Frequently Asked Questions and User Guide
Maintenance
Date
December 2015
Version
2.2

There are so many different ways to maintain a computer system so we will just focus on some specific parts related to the baltrad software. Other than that, you will have to refer to other documentation or your sysadmin for more tips and tricks.

Database maintenance

In a real time system like baltrad you will most likely have a heavy flow of data coming into the system, filling and fragmenting the database. In order to have a stable system you will have to configure and activate a number of these.

Delivery registry

The delivery registry is the DEX's way of keeping track of the files that has arrived into the system. To ensure that this registry does not grow out of control you will have to activate this feature. Navigate to "settings->Delivery registry->Configure" and you will see the following view.

delivery_registry.png

You should select one of these options in order to keep the delivery registry under control.

Message settings

In the same way as for the delivery registry, the system messages must be kept down to a reasonable level. Navigate to "settings->Messages->Configure" and you will see the following view.

message_settings.png

Now you have configured so that DEX does not grow out of control, time to take care of the baltrad db.

Baltrad DB rules

It is even more important that baltrad-db is keept under control since all data is stored in the database. The baltrad db is handled by a couple of beast rules, "DB trim count" and "DB trim age" rule. The rules in them self are very easy. Either you configure so that the number of files are kept below a certain level (trim count) or all files older than x seconds (trim age).

Below is an example on how the trim by count rule can look like with values set which can be found by navigating to "processing->Routes->Create DB trim count"

trim_by_count.png

The rules are not autmatically run, instead you have to configure the scheduler to execute the rule which can be found in "processing->Schedule" and then pressing Create. Depending on the load and number of incoming files you might have to run the scheduler often but this might cause consequences on your data processing like gra and acrr if you don't allow at least a couple of days of data in the rule. If you want to configure the schedule so that it is run once an hour every day, then it will look like

trim_by_count_schedule.png

Postgresql database

Usually this step is something that most admins have got a clear idea on how to do or there already are procedures to keep the postgresql database in a good condition. However, some pointers might come in handy when maintaining the database.

The first thing to be aware of with the baltrad software is that there will be a lot of fragmentation of the database due to all the creation and deletion of data within the database. Since the files as default also is stored as large objects within the database, the fragmentation will be even worse. This can quite easilly be managed as long as you are aware of it.
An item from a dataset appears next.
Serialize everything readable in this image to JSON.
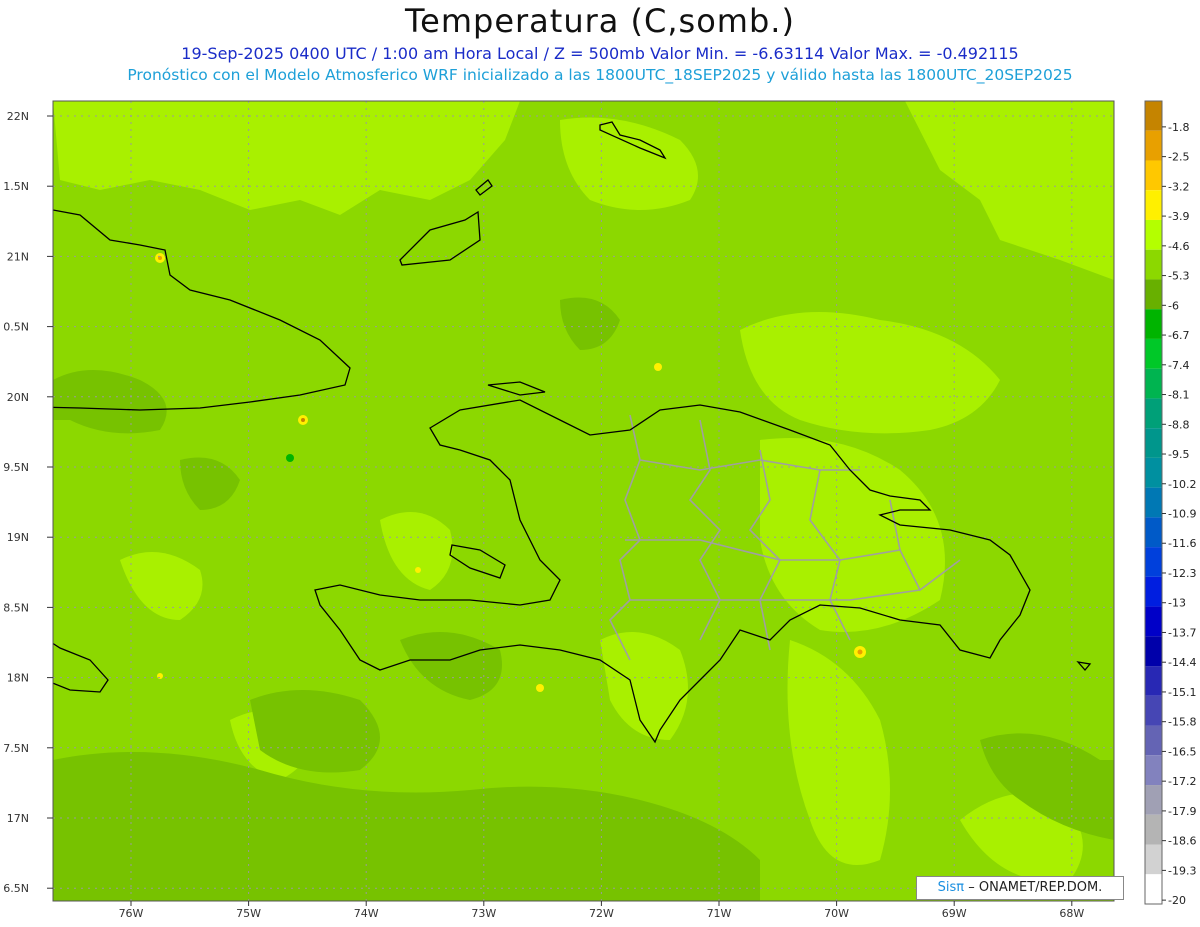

The first thing to do is to activate autovacuum in the postgres database. Locate the postgresql.conf file, usually it is placed in something like "/var/lib/pgsql/data/postgresql.conf" or "/etc/postgresql/.../postgresql.conf". Edit the file and locate the entry "#autovacuum = on" and remove the comment so that it is activated. Then restart the database.

Unfortunately, this might not be enough to keep the database in shape so you will have to create a crontab job as well that performs another vacuum.

As user postgres, create a script (e.g. /var/lib/pgsql/vacuum_cron.sh) that contains the following

#!/bin/sh
psql baltrad <<EOF > /tmp/vacuum.txt 2>&1
vacuum analyze verbose;
EOF

Then create a crontab job as user postgres that executes the above mentioned vacuum script. The below example is run 2 times a week.

0 23 * * 2,6 /var/lib/pgsql/vacuum_cron.sh

Now, we have taken care of the database so that it does not run out of control. This is unfortunately not enough in order to keep the server in good health. There are several log files that are created and if left as is will sooner or later fill the file system.

Log files

The application can produce a lot of debug or informative messages in the log files. These files can in turn become very large so it might be a good idea to add a couple of log rotate rules to keep the log files in check.

The first rule to create is the one keeping the catalina.out file under control, call it something like /etc/logrotate.d/tomcat and add the following information in the configuration file.

/opt/baltrad/third_party/tomcat/logs/catalina.out {  
  copytruncate  
  daily  
  rotate 7  
  compress  
  missingok  
  size 5M  
}

You can also create a rule that ensures that the baltrad-bdb log file doesn't grow to large. Create a file called /etc/logrotate.d/baltradbdb that contains.

/opt/baltrad/baltrad-db/baltrad-bdb-server.log {  
  copytruncate  
  daily  
  rotate 7  
  compress  
  missingok  
  size 5M  
}

Finally, you might also have to ensure that the rave's fm12 importer does not keep on growing even if it probably will take quite some time until that file has grown so much that it will cause a problem. In the same way as was done for the two previous log files, create a configuration file in /etc/logrotate.d that contains.

/opt/baltrad/rave/etc/fm12_importer.log {  
  copytruncate  
  daily  
  rotate 7  
  compress  
  missingok  
  size 5M  
}